Document Type


Degree Name

Education (Ph.D)


Administrative and Instructional Leadership

First Advisor

Stephen Kotok

Second Advisor

Erin Fahle

Third Advisor

Joan Birringer-Haig

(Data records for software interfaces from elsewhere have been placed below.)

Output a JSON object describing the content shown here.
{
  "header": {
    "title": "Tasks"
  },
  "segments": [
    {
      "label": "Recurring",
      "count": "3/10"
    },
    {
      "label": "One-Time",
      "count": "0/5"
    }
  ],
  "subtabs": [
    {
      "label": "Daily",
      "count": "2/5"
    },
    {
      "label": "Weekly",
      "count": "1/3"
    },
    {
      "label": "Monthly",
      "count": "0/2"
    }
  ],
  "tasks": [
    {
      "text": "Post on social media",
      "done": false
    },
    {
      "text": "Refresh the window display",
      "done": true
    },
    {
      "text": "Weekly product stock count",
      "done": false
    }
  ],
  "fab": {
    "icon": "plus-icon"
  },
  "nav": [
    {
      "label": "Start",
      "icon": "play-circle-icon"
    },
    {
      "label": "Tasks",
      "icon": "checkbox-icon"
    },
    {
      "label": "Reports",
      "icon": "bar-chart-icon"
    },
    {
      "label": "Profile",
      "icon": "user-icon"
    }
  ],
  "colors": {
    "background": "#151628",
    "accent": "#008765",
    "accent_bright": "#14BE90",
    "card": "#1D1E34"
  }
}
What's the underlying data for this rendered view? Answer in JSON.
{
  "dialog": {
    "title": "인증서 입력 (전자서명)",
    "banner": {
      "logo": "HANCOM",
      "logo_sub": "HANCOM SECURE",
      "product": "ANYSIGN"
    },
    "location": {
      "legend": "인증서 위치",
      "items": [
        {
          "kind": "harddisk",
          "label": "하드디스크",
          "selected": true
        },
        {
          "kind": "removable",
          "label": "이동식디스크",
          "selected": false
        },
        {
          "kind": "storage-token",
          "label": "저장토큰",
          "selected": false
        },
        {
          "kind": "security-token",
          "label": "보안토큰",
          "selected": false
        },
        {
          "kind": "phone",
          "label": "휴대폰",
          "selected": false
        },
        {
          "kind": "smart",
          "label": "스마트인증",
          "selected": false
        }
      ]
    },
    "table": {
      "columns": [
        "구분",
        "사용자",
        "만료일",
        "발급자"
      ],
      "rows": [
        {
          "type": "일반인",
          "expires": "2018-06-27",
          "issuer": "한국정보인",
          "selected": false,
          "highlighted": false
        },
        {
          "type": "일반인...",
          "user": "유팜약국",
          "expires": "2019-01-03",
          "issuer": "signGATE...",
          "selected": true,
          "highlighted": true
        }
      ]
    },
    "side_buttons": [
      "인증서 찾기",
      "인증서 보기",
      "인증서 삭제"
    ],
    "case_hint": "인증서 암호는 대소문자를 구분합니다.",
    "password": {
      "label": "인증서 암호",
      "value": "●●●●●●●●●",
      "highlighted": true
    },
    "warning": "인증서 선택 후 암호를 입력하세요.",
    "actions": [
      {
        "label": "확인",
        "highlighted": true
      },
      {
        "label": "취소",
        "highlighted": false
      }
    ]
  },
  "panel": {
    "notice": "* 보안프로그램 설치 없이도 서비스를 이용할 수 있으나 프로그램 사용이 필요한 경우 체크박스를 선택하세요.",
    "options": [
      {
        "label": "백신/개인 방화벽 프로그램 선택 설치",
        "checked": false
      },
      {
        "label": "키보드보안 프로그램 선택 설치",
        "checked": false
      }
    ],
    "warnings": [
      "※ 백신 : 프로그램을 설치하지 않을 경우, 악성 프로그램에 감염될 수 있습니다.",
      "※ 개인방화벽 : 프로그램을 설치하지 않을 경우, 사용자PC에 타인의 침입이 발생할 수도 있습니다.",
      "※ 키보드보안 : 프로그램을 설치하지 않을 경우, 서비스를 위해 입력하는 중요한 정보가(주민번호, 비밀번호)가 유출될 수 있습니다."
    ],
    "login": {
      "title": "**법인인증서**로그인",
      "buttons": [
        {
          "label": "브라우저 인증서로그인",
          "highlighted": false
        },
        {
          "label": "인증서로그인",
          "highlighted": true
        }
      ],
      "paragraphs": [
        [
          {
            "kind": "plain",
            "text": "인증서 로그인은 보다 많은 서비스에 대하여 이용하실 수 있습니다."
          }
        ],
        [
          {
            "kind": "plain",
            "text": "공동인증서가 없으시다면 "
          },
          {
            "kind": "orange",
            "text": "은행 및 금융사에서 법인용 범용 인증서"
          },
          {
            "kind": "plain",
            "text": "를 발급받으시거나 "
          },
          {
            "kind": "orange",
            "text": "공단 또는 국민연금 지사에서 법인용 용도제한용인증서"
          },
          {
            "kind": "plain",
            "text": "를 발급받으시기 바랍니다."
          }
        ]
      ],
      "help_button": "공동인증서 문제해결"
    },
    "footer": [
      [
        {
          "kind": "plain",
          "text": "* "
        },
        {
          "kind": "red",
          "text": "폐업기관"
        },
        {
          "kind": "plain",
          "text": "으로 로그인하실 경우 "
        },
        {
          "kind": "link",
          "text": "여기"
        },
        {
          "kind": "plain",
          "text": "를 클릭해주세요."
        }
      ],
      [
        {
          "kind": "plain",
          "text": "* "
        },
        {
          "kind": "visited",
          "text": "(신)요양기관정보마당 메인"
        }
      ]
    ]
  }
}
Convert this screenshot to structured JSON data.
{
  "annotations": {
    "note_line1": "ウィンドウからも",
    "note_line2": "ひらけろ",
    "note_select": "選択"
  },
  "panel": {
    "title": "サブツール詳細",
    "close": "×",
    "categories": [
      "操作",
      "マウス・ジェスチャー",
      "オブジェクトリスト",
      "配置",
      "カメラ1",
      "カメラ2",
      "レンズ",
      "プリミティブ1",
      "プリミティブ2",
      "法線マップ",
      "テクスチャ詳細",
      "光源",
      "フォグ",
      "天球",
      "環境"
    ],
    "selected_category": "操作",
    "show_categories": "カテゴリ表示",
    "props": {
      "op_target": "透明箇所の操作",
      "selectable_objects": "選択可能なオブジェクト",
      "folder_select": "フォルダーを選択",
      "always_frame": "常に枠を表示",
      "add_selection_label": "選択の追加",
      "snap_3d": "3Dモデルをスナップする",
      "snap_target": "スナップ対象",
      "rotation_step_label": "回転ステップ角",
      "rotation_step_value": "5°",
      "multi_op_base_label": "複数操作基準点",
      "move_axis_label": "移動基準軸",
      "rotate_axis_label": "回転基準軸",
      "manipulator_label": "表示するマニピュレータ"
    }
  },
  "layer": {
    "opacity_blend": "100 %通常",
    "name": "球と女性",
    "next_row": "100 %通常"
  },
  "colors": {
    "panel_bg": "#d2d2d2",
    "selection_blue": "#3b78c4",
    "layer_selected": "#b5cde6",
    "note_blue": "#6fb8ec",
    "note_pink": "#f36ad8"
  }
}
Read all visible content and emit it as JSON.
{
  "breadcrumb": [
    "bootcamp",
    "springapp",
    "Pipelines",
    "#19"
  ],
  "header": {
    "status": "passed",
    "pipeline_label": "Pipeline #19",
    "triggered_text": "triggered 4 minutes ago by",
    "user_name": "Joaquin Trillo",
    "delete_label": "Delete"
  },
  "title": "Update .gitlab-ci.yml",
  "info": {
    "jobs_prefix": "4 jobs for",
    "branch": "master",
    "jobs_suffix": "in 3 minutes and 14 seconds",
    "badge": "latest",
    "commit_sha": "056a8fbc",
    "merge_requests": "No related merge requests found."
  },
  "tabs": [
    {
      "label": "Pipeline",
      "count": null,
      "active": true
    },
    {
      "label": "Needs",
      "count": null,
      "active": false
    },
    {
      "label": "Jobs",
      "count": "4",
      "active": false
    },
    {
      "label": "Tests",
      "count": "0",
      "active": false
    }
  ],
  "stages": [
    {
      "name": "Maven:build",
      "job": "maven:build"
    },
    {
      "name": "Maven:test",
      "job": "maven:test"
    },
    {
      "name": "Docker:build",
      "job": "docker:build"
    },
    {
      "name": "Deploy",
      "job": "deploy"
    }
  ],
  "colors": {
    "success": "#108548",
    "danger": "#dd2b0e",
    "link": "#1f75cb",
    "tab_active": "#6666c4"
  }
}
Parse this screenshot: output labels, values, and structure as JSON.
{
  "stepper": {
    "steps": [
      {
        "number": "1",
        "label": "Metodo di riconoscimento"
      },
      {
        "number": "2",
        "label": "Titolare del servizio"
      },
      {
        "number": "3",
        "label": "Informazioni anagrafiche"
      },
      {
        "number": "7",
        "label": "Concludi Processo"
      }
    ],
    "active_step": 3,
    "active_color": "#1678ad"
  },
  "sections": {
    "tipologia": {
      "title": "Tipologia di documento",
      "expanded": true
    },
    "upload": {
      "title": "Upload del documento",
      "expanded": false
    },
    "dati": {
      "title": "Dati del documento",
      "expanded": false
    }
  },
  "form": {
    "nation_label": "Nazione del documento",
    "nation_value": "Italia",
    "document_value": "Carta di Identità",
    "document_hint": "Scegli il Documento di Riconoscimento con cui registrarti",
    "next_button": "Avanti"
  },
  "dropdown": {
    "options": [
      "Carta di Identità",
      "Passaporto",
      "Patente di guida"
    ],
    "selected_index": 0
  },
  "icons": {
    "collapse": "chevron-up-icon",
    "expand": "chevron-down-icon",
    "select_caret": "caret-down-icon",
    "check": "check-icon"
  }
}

This study examined special education numbers for public school populations of White, Black, and Hispanic students in New York State and factors hypothesized to contribute to identification and subsequent disproportionality of minority students in special education. Data from the Civil Rights Data Collection (CDRC), combined with data from the National Center of Education Statistics (NCES) for New York state public schools in the academic school year of 2015-2016 are evaluated. Histograms of the percent difference in IDEA status of White and Black/Hispanic students are considered to identify if there is disproportionality in the schools in New York. The implication of the urbanicity of the school (city, suburb, town, and rural) is also considered using Histograms and one-way between-subjects ANOVAs. Correlations of variables thought to influence identification as special education, as well as multiple regression analysis of these characteristics is also examined. These characteristics include the percent of White students in the school population, the percent of students identified as receiving free/reduced lunch, the percent of students identified as Limited English Proficient, and the locations of schools around the state. The overrepresentation of Black and Hispanic students identified as special education in cities was found, even though there was no disproportionality found when looking at New York state schools on average. Factors found to contribute to disproportionality were fewer than expected, with the only finding of significance being the teacher-student ratio. Discussion surrounding the implications of the research focus on identifying root causes of disproportionality in order to make changes to practice and policy across the state.